Way, way back, many centuries ago...
I wasn't ever really all that good at it, and the last of the things I made went to the charity shop in my most recent major clear-out, but I did used to do it. And I still have a tackle-box full of bits and pieces. The pliers and the findings are all perfectly usable but, dear God, the beads...!!
Ghastly, my dears: simply ghastly.
See, in those days, we didn't have the Interwebnet. There were three sources of beads:-
- bead shops
- jumble sales, charity shops, fleamarkets, etc, for old pieces to take to bits and re-string
- mail order
There wasn't exactly a bead shop on every corner. I did occasionally visit the one in Covent Garden - this was back in the dim and distant past when I lived in Milton Keynes - but I was never very impressed. It stocked vast quantities of beads, admittedly. Just none that I really liked.
Janet Coles Beads produced a couple of glossy catalogues a year, and it was from them that I bought most of my supplies. I think they must have sold the catalogues in the periodicals section of WH Smith: I can't imagine how else I would have found out about them.
I'll come back to Janet Coles in a minute.
Meanwhile, back in the present day, since my discovery of Etsy earlier this year, I've looked at a lot of hand-made jewellery. (I may also have bought just one or two pieces. Nothing excessive, obviously. Merely a handful.) And I've quite often thought, "Well, I could make that. If I had the right ingredients. And if my back would hold out long enough". I can't do anything involving enamel, or kilns, or hitting metal with hammers, but I can string and wire beads together. Not necessarily with the degree of finesse required to produce anything I wouldn't be ashamed to put up for sale, but certainly well enough for the results not to drop to bits* in a high wind.
Over the last few months, therefore, the conviction has been growing in me that I really ought to at least try to start doing it again. And that a very good time to start would be over the Christmas break, given that, no matter how amateur the results, it would probably be better than slashing my wrists. I mean, I get the impression from Pop that, when he drives home from his sister's after spending Christmas with her, he'd prefer it if I were still alive to answer the phone. So, a-beading I will go.
To which end, I have been buying all manner of semi-precious beads from both Etsy and eBay. In order to do things properly, I've even invested in a proper pair of wire-cutters to replace the pair of nail-clippers I ruined snipping head pins all those years ago.

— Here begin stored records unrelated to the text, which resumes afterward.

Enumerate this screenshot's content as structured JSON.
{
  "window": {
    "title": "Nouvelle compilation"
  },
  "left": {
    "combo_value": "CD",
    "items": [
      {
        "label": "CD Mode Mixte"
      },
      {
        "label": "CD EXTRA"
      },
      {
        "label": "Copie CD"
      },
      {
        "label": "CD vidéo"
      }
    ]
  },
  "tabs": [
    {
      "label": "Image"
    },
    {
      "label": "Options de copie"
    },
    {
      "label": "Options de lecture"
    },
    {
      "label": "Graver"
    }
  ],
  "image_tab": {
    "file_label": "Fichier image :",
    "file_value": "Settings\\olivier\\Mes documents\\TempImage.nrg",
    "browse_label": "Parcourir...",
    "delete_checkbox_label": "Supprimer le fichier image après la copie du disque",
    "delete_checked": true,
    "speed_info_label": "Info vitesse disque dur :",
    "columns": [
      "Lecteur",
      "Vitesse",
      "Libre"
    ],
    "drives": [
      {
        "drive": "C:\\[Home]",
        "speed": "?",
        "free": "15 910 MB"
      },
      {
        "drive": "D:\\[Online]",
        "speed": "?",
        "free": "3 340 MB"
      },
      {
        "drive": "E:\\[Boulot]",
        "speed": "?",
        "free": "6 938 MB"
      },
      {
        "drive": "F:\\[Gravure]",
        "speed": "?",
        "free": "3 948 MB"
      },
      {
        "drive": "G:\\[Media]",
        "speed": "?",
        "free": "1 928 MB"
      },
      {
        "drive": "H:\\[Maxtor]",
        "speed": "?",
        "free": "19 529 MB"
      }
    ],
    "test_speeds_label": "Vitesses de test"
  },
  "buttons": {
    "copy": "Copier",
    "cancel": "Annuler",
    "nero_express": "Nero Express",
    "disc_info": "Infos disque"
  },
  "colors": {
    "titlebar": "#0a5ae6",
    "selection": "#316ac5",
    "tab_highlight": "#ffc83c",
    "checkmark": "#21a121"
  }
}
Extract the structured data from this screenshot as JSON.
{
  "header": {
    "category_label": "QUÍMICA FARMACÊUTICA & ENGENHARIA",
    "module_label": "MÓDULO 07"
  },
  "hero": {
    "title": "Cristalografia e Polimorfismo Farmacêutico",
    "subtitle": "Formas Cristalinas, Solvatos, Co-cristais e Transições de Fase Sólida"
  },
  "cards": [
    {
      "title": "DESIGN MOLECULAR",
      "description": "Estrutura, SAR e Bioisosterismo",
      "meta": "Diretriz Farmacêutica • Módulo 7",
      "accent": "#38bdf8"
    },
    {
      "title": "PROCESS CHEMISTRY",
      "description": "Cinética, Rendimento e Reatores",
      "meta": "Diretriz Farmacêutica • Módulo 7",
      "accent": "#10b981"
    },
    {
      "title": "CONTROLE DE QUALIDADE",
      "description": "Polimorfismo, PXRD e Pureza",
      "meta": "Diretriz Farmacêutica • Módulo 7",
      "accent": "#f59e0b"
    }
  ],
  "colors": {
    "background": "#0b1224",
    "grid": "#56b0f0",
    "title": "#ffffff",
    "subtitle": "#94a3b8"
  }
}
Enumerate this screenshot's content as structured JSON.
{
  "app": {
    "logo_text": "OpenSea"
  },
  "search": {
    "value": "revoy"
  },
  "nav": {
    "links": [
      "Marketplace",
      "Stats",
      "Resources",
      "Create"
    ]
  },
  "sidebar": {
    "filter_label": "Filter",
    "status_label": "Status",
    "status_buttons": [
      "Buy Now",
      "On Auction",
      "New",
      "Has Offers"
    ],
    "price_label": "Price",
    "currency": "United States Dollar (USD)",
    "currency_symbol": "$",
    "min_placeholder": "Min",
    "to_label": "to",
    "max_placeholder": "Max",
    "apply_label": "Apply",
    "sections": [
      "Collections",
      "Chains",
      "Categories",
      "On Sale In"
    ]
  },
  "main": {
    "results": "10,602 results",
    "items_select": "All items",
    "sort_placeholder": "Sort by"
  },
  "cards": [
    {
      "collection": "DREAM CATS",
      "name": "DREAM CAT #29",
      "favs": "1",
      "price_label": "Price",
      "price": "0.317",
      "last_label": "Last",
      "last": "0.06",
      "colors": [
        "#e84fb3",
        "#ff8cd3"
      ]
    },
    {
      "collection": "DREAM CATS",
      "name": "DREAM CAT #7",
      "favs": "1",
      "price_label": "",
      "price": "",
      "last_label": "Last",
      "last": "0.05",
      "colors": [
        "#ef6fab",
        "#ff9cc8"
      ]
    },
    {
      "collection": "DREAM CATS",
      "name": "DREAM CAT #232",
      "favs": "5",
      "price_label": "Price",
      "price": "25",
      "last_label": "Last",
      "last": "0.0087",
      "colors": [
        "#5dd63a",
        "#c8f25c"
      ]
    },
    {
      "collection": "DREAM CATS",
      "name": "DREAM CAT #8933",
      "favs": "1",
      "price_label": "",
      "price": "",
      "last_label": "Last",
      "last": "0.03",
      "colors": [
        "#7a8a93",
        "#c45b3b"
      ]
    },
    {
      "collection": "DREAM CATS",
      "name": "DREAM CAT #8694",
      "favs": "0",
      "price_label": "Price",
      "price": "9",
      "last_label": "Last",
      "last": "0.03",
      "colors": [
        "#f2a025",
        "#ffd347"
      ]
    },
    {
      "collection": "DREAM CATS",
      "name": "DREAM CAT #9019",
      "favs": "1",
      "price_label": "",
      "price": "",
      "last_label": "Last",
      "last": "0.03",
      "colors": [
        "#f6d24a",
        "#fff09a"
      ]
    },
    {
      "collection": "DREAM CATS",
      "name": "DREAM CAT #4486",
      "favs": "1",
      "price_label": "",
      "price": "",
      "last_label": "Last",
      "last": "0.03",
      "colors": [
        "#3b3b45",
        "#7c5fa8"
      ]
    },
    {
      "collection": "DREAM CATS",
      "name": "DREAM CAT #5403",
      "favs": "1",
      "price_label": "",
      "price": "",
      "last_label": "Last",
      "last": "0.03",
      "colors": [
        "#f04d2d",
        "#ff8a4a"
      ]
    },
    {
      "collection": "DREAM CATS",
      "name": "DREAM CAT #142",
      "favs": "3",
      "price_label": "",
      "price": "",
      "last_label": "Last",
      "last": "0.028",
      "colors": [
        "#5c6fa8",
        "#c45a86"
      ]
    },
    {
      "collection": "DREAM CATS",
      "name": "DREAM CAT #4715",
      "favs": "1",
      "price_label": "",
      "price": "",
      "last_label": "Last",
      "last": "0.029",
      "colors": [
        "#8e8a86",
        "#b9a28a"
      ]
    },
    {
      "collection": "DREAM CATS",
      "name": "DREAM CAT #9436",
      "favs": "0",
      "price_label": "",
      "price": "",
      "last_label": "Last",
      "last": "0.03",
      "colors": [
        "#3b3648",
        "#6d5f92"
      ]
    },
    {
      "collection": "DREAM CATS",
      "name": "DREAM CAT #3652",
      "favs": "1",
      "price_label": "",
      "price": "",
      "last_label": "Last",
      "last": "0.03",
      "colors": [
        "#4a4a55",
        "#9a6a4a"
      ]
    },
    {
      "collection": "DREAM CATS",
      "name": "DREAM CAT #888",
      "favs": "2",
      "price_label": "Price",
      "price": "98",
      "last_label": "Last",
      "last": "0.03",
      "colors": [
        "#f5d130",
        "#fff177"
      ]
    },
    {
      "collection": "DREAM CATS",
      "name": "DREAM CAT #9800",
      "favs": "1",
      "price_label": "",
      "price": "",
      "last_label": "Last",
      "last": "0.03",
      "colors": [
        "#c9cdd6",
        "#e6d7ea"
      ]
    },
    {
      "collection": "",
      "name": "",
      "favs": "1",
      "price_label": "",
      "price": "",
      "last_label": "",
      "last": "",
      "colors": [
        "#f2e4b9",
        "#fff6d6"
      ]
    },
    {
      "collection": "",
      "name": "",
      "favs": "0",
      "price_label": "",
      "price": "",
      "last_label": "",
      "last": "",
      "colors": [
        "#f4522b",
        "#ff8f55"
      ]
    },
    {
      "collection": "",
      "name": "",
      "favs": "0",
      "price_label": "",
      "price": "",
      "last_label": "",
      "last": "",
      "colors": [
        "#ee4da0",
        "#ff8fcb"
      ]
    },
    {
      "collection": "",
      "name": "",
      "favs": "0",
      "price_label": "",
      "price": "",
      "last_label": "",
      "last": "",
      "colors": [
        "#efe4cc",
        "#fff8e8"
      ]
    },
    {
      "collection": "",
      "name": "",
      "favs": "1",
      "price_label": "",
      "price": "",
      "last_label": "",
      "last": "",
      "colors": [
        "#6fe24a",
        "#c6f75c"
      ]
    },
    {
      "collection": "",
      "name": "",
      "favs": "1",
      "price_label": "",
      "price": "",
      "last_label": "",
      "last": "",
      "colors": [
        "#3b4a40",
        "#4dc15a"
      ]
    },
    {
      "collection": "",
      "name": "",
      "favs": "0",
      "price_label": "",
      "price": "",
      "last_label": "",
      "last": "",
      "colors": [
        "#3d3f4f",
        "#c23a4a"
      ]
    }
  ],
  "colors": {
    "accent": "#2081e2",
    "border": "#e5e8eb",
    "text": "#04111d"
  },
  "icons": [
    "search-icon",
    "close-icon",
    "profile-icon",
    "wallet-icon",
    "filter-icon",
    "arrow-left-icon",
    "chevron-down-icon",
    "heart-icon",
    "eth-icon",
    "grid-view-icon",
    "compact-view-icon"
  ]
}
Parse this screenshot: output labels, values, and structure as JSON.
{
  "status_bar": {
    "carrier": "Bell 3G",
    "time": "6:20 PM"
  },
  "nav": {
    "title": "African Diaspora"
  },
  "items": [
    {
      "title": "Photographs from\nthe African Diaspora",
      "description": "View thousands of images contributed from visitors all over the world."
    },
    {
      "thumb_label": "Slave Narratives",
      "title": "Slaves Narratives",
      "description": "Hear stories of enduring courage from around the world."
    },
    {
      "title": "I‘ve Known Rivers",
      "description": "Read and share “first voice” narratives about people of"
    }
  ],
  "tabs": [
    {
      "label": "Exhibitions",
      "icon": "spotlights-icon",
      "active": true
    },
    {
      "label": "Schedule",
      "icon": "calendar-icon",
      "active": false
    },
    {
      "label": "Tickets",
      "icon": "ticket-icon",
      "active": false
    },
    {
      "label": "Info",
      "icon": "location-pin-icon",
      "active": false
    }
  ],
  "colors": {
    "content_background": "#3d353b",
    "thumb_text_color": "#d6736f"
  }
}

Which is how I came to find myself yesterday in email conversation with a rather charming American lady from whom I had just ordered a string of glorious Peruvian blue opal beads. While replying to her, I became increasingly convinced that, when I was last buying beads, semi-precious ones were ruinously expensive. I know I didn't earn as much in those days, but my gut feeling was that it was more than just that.
So I had a bit of a rummage in the bottom of one of my book cases. And I managed to dig out a Janet Coles catalogue from 1992. (Told you this was all a long time ago...)
And then I had to go for a bit of a lie down to get over the shock.
In 1992, a 30" string of amber chip beads cost ... wait for it ... £144!!!! One hundred and forty four pounds sterling. Plus postage and packing.
A very cursory search on Etsy this morning shows a 16" string of very similar beads for $12. (I've stuck them on the top of my Etsy favourites for the moment, so that you can click through to them from the Mini Etsy gallery in the sidebar and see the price for yourself.) Which means a 30" string would be about £12. Or, if you prefer, £132 less than was being charged for the same string fifteen years ago.
Of course, it's even worse than that. Back in 1992, £144 was worth considerably more than it is now. In fact, according to my brother-who-is-an-accountant, 50% more. So £144 in 1992 is the equivalent to £216 in today's money.
Which is an absolutely staggering amount of money for a string of drilled, polished chips of amber. A rough string which you would need to have replaced with proper beading thread and a clasp. Not even a finished necklace. And chip beads are - in my not very humble opinion - horrid. I'd rather not wear semi-precious stones at all if I couldn't afford anything nicer than chips. They just scream, "I can't afford symmetrical stones, but I'll be damned if I'll wear plastic or glass beads!!"
So, it's all very mysterious. I know the advent of the Interwebnet as a purchasing tool has eroded the price differences between various parts of the world to a considerable degree, but I don't believe it can have done so to the value of £204 for one measly string of amber chips.
Has the bottom fallen out of the semi-precious gem market in the last fifteen years?
Or was Janet Coles not actually the nice, be-cardiganned, middle-class lady she always carefully portrayed herself to be in her glossy catalogues?
* Even more years ago, a then boyfriend bought me a necklace made of little round blue lace agate beads. From a proper jewellery shop. (In Barnstaple, as it happens.) I know the necklace was professionally-strung, because I was with him when he bought it. Said necklace suddenly fell to bits while I was teaching an RE lesson in front of a class of second years, and all the beads fell into my bra. Which was one of the more challenging moments of my short-lived teaching career.